The firm’s polling shows immigrant rights ranking among the top issues for Hispanic voters, just behind the government’s response to the coronavirus pandemic, healthcare and economic matters.

Action by Trump to end DACA also could help convince undecided moderate, college-educated swing voters to choose Biden, even if they agree with Trump’s economic message, according to Democratic pollster Nick Gourevitch of the New York City-based Global Strategy Group.

“Generally speaking, voters are pretty sympathetic to Dreamers,” Gourevitch said, noting that about 27,000 DACA enrollees are working in healthcare jobs during the pandemic. “The president likes to pick a lot of immigration fights, but I think the DACA immigration fight is a bad one for him to be having.”

Trump campaign spokesman Tim Murtaugh said the president can differentiate himself from Biden on immigration. Biden, for example, supports allowing illegal immigrants to obtain medical insurance through the Obamacare law and he has vowed to pause deportations for 100 days after taking office.

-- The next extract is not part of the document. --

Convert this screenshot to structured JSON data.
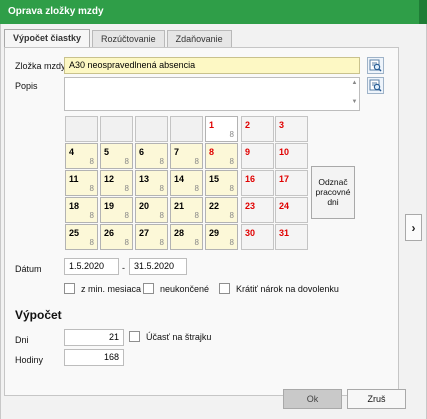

Murtaugh referred questions about DACA to the White House, which did not respond.

Republican election consultants do not see Trump’s move to terminate DACA as a major liability.

“I think the downside for him is probably fairly manageable,” Texas-based Republican consultant Matt Mackowiak said. “I don’t see DACA as an issue that affects Hispanics. DACA is an issue that affects DACA recipients.”

Reporting by Ted Hesson; Additional reporting by Mica Rosenberg; Editing by Ross Colvin and Will Dunham